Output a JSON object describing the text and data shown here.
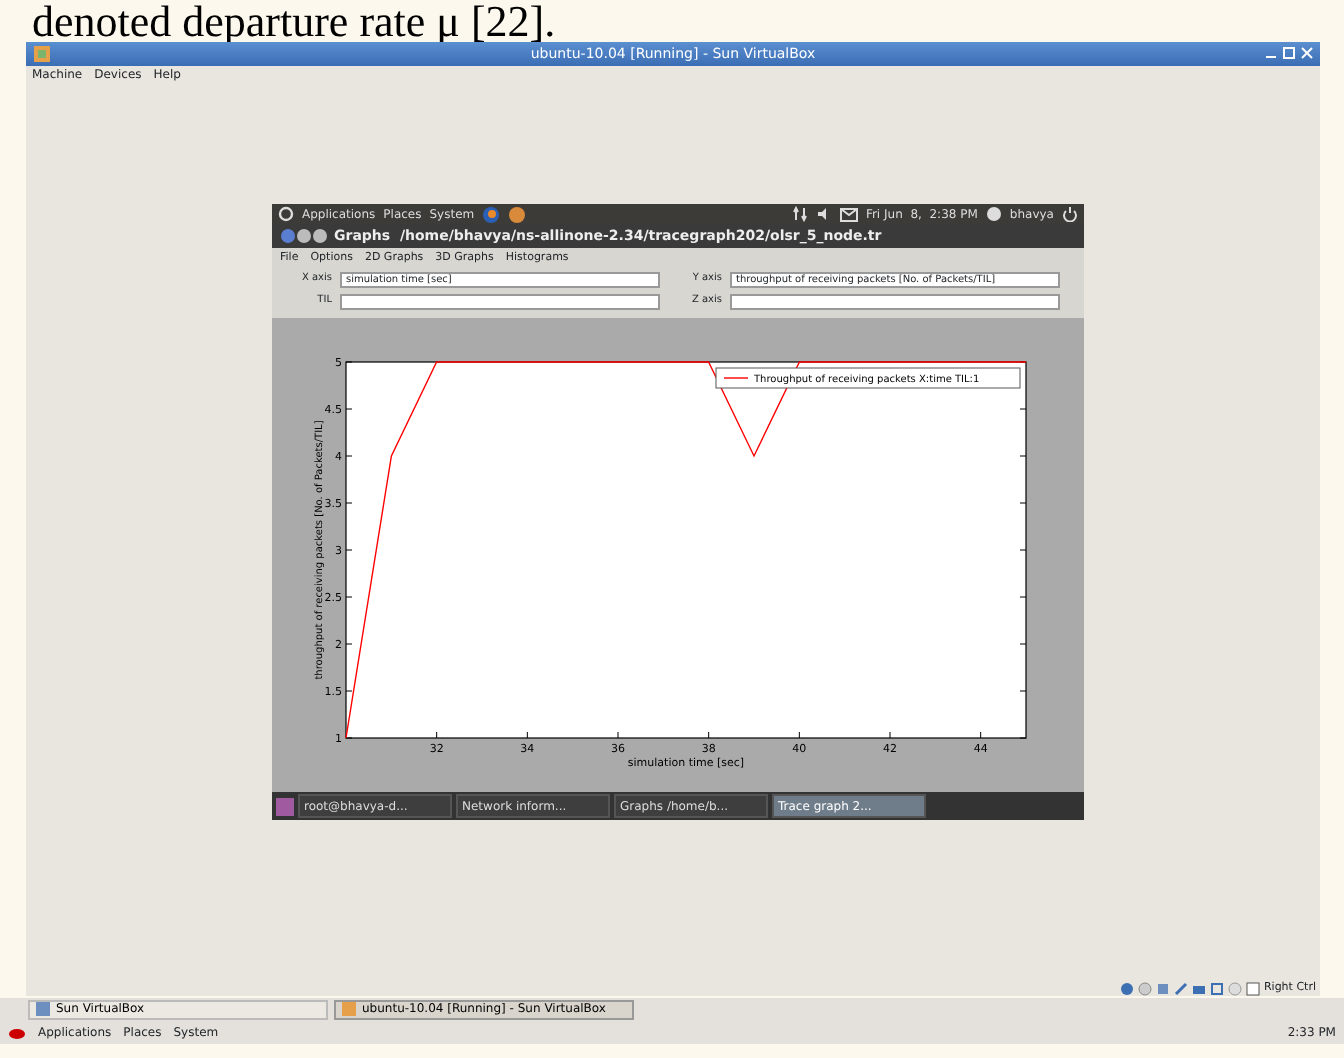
{
  "document_text": "denoted departure rate μ [22].",
  "window": {
    "title": "ubuntu-10.04 [Running] - Sun VirtualBox",
    "menu": [
      "Machine",
      "Devices",
      "Help"
    ],
    "status_text": "Right Ctrl"
  },
  "guest": {
    "panel": {
      "menus": [
        "Applications",
        "Places",
        "System"
      ],
      "clock": "Fri Jun  8,  2:38 PM",
      "user": "bhavya"
    },
    "app": {
      "title": "Graphs  /home/bhavya/ns-allinone-2.34/tracegraph202/olsr_5_node.tr",
      "menu": [
        "File",
        "Options",
        "2D Graphs",
        "3D Graphs",
        "Histograms"
      ],
      "fields": [
        {
          "label": "X axis",
          "value": "simulation time [sec]"
        },
        {
          "label": "Y axis",
          "value": "throughput of receiving packets [No. of Packets/TIL]"
        },
        {
          "label": "TIL"
        },
        {
          "label": "Z axis"
        }
      ],
      "chart_data": {
        "type": "line",
        "xlabel": "simulation time [sec]",
        "ylabel": "throughput of receiving packets [No. of Packets/TIL]",
        "xlim": [
          30,
          45
        ],
        "ylim": [
          1,
          5
        ],
        "xticks": [
          32,
          34,
          36,
          38,
          40,
          42,
          44
        ],
        "yticks": [
          1,
          1.5,
          2,
          2.5,
          3,
          3.5,
          4,
          4.5,
          5
        ],
        "x": [
          30,
          31,
          32,
          38,
          39,
          40,
          45
        ],
        "series": [
          {
            "name": "Throughput of receiving packets X:time TIL:1",
            "color": "#ff0000",
            "values": [
              1,
              4,
              5,
              5,
              4,
              5,
              5
            ]
          }
        ]
      }
    },
    "taskbar": [
      {
        "label": "root@bhavya-d...",
        "selected": false
      },
      {
        "label": "Network inform...",
        "selected": false
      },
      {
        "label": "Graphs  /home/b...",
        "selected": false
      },
      {
        "label": "Trace graph 2...",
        "selected": true
      }
    ]
  },
  "host_taskbar": [
    {
      "label": "Sun VirtualBox",
      "selected": false
    },
    {
      "label": "ubuntu-10.04 [Running] - Sun VirtualBox",
      "selected": true
    }
  ],
  "host_panel": {
    "menus": [
      "Applications",
      "Places",
      "System"
    ],
    "clock": "2:33 PM"
  }
}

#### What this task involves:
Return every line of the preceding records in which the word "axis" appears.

#### Response to the task:
          "label": "X axis",
          "label": "Y axis",
          "label": "Z axis"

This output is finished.